▶ _Page and application data records_:
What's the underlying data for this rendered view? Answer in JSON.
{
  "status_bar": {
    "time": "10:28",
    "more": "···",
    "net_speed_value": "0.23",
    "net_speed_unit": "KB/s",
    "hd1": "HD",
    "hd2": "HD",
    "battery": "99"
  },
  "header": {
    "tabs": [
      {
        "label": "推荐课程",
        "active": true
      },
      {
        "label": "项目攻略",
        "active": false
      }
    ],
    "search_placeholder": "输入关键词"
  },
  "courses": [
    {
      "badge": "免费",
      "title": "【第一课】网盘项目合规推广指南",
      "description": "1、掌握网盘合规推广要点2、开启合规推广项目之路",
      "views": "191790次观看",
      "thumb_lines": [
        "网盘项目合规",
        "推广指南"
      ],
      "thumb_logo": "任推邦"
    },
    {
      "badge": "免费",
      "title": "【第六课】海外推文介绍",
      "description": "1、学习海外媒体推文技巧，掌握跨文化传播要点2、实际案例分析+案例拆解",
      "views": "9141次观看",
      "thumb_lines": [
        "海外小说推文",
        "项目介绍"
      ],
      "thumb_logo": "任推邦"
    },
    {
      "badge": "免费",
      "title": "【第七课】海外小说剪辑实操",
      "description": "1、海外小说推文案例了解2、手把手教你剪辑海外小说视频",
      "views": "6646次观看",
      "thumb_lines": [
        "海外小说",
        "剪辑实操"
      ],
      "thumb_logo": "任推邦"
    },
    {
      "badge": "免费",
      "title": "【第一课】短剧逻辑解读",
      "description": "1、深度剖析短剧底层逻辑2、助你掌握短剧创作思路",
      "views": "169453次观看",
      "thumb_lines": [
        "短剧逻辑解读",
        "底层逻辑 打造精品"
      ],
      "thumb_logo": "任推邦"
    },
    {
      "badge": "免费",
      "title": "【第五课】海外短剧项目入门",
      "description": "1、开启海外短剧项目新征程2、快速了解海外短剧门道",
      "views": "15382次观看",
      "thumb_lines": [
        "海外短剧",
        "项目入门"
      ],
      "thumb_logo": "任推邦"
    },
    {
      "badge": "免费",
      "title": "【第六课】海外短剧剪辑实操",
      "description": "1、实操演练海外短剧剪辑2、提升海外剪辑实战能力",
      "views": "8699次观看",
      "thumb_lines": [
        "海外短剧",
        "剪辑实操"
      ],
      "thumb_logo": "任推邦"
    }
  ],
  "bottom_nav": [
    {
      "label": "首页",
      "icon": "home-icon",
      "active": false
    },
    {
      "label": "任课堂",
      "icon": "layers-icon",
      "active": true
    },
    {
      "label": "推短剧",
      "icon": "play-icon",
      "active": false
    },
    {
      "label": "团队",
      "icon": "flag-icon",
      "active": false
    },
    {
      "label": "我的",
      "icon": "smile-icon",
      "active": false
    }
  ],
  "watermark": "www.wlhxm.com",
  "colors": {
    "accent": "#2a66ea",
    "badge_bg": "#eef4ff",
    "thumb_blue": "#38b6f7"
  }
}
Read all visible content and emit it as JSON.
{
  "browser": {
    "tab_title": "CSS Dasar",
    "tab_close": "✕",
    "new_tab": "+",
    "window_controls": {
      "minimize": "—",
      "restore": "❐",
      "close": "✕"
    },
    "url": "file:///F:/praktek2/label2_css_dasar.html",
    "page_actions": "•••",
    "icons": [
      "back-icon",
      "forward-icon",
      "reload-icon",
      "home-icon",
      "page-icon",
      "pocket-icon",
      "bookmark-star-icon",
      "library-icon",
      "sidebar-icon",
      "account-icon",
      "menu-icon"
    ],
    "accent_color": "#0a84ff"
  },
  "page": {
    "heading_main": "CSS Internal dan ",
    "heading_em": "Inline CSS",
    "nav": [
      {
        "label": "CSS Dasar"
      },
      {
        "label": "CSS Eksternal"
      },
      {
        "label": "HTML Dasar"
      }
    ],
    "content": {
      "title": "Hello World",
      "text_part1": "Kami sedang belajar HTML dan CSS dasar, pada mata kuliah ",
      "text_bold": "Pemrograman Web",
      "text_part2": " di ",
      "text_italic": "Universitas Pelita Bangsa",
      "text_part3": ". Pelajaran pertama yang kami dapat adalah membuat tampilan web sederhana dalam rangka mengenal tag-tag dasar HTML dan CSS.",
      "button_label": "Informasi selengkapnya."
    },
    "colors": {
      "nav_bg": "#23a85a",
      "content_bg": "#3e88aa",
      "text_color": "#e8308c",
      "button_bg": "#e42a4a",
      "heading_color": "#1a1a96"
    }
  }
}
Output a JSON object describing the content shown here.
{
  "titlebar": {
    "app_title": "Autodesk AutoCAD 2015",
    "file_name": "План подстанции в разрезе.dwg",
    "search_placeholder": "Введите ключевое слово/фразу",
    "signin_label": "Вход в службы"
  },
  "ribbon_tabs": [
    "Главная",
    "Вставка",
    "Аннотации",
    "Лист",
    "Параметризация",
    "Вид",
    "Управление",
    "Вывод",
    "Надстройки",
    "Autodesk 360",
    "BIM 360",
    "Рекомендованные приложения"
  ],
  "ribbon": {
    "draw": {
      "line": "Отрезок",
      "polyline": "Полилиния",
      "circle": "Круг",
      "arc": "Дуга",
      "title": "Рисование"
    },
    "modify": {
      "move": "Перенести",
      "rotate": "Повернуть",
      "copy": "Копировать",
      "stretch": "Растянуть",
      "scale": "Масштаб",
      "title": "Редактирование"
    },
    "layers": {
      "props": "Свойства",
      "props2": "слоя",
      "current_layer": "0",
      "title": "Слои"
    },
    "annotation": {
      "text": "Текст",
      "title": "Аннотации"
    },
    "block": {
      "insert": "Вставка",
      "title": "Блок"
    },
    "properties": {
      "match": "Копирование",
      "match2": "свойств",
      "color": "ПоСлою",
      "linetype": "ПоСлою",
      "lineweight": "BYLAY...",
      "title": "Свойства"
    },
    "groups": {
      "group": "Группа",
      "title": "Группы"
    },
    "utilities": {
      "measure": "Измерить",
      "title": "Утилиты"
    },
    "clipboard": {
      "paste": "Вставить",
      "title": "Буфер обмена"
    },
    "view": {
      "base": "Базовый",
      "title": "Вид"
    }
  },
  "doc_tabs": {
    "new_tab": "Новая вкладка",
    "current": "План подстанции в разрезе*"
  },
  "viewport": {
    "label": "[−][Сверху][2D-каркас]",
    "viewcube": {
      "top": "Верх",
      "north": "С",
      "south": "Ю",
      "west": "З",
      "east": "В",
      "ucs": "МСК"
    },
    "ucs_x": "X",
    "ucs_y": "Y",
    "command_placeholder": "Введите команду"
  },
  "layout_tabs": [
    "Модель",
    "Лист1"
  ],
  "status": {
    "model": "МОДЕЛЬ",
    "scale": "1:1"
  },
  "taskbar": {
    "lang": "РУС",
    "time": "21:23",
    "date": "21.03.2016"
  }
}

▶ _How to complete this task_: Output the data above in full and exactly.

▶ _Reply to the task_:
What's the underlying data for this rendered view? Answer in JSON.
{
  "status_bar": {
    "time": "10:28",
    "more": "···",
    "net_speed_value": "0.23",
    "net_speed_unit": "KB/s",
    "hd1": "HD",
    "hd2": "HD",
    "battery": "99"
  },
  "header": {
    "tabs": [
      {
        "label": "推荐课程",
        "active": true
      },
      {
        "label": "项目攻略",
        "active": false
      }
    ],
    "search_placeholder": "输入关键词"
  },
  "courses": [
    {
      "badge": "免费",
      "title": "【第一课】网盘项目合规推广指南",
      "description": "1、掌握网盘合规推广要点2、开启合规推广项目之路",
      "views": "191790次观看",
      "thumb_lines": [
        "网盘项目合规",
        "推广指南"
      ],
      "thumb_logo": "任推邦"
    },
    {
      "badge": "免费",
      "title": "【第六课】海外推文介绍",
      "description": "1、学习海外媒体推文技巧，掌握跨文化传播要点2、实际案例分析+案例拆解",
      "views": "9141次观看",
      "thumb_lines": [
        "海外小说推文",
        "项目介绍"
      ],
      "thumb_logo": "任推邦"
    },
    {
      "badge": "免费",
      "title": "【第七课】海外小说剪辑实操",
      "description": "1、海外小说推文案例了解2、手把手教你剪辑海外小说视频",
      "views": "6646次观看",
      "thumb_lines": [
        "海外小说",
        "剪辑实操"
      ],
      "thumb_logo": "任推邦"
    },
    {
      "badge": "免费",
      "title": "【第一课】短剧逻辑解读",
      "description": "1、深度剖析短剧底层逻辑2、助你掌握短剧创作思路",
      "views": "169453次观看",
      "thumb_lines": [
        "短剧逻辑解读",
        "底层逻辑 打造精品"
      ],
      "thumb_logo": "任推邦"
    },
    {
      "badge": "免费",
      "title": "【第五课】海外短剧项目入门",
      "description": "1、开启海外短剧项目新征程2、快速了解海外短剧门道",
      "views": "15382次观看",
      "thumb_lines": [
        "海外短剧",
        "项目入门"
      ],
      "thumb_logo": "任推邦"
    },
    {
      "badge": "免费",
      "title": "【第六课】海外短剧剪辑实操",
      "description": "1、实操演练海外短剧剪辑2、提升海外剪辑实战能力",
      "views": "8699次观看",
      "thumb_lines": [
        "海外短剧",
        "剪辑实操"
      ],
      "thumb_logo": "任推邦"
    }
  ],
  "bottom_nav": [
    {
      "label": "首页",
      "icon": "home-icon",
      "active": false
    },
    {
      "label": "任课堂",
      "icon": "layers-icon",
      "active": true
    },
    {
      "label": "推短剧",
      "icon": "play-icon",
      "active": false
    },
    {
      "label": "团队",
      "icon": "flag-icon",
      "active": false
    },
    {
      "label": "我的",
      "icon": "smile-icon",
      "active": false
    }
  ],
  "watermark": "www.wlhxm.com",
  "colors": {
    "accent": "#2a66ea",
    "badge_bg": "#eef4ff",
    "thumb_blue": "#38b6f7"
  }
}
Read all visible content and emit it as JSON.
{
  "browser": {
    "tab_title": "CSS Dasar",
    "tab_close": "✕",
    "new_tab": "+",
    "window_controls": {
      "minimize": "—",
      "restore": "❐",
      "close": "✕"
    },
    "url": "file:///F:/praktek2/label2_css_dasar.html",
    "page_actions": "•••",
    "icons": [
      "back-icon",
      "forward-icon",
      "reload-icon",
      "home-icon",
      "page-icon",
      "pocket-icon",
      "bookmark-star-icon",
      "library-icon",
      "sidebar-icon",
      "account-icon",
      "menu-icon"
    ],
    "accent_color": "#0a84ff"
  },
  "page": {
    "heading_main": "CSS Internal dan ",
    "heading_em": "Inline CSS",
    "nav": [
      {
        "label": "CSS Dasar"
      },
      {
        "label": "CSS Eksternal"
      },
      {
        "label": "HTML Dasar"
      }
    ],
    "content": {
      "title": "Hello World",
      "text_part1": "Kami sedang belajar HTML dan CSS dasar, pada mata kuliah ",
      "text_bold": "Pemrograman Web",
      "text_part2": " di ",
      "text_italic": "Universitas Pelita Bangsa",
      "text_part3": ". Pelajaran pertama yang kami dapat adalah membuat tampilan web sederhana dalam rangka mengenal tag-tag dasar HTML dan CSS.",
      "button_label": "Informasi selengkapnya."
    },
    "colors": {
      "nav_bg": "#23a85a",
      "content_bg": "#3e88aa",
      "text_color": "#e8308c",
      "button_bg": "#e42a4a",
      "heading_color": "#1a1a96"
    }
  }
}
Output a JSON object describing the content shown here.
{
  "titlebar": {
    "app_title": "Autodesk AutoCAD 2015",
    "file_name": "План подстанции в разрезе.dwg",
    "search_placeholder": "Введите ключевое слово/фразу",
    "signin_label": "Вход в службы"
  },
  "ribbon_tabs": [
    "Главная",
    "Вставка",
    "Аннотации",
    "Лист",
    "Параметризация",
    "Вид",
    "Управление",
    "Вывод",
    "Надстройки",
    "Autodesk 360",
    "BIM 360",
    "Рекомендованные приложения"
  ],
  "ribbon": {
    "draw": {
      "line": "Отрезок",
      "polyline": "Полилиния",
      "circle": "Круг",
      "arc": "Дуга",
      "title": "Рисование"
    },
    "modify": {
      "move": "Перенести",
      "rotate": "Повернуть",
      "copy": "Копировать",
      "stretch": "Растянуть",
      "scale": "Масштаб",
      "title": "Редактирование"
    },
    "layers": {
      "props": "Свойства",
      "props2": "слоя",
      "current_layer": "0",
      "title": "Слои"
    },
    "annotation": {
      "text": "Текст",
      "title": "Аннотации"
    },
    "block": {
      "insert": "Вставка",
      "title": "Блок"
    },
    "properties": {
      "match": "Копирование",
      "match2": "свойств",
      "color": "ПоСлою",
      "linetype": "ПоСлою",
      "lineweight": "BYLAY...",
      "title": "Свойства"
    },
    "groups": {
      "group": "Группа",
      "title": "Группы"
    },
    "utilities": {
      "measure": "Измерить",
      "title": "Утилиты"
    },
    "clipboard": {
      "paste": "Вставить",
      "title": "Буфер обмена"
    },
    "view": {
      "base": "Базовый",
      "title": "Вид"
    }
  },
  "doc_tabs": {
    "new_tab": "Новая вкладка",
    "current": "План подстанции в разрезе*"
  },
  "viewport": {
    "label": "[−][Сверху][2D-каркас]",
    "viewcube": {
      "top": "Верх",
      "north": "С",
      "south": "Ю",
      "west": "З",
      "east": "В",
      "ucs": "МСК"
    },
    "ucs_x": "X",
    "ucs_y": "Y",
    "command_placeholder": "Введите команду"
  },
  "layout_tabs": [
    "Модель",
    "Лист1"
  ],
  "status": {
    "model": "МОДЕЛЬ",
    "scale": "1:1"
  },
  "taskbar": {
    "lang": "РУС",
    "time": "21:23",
    "date": "21.03.2016"
  }
}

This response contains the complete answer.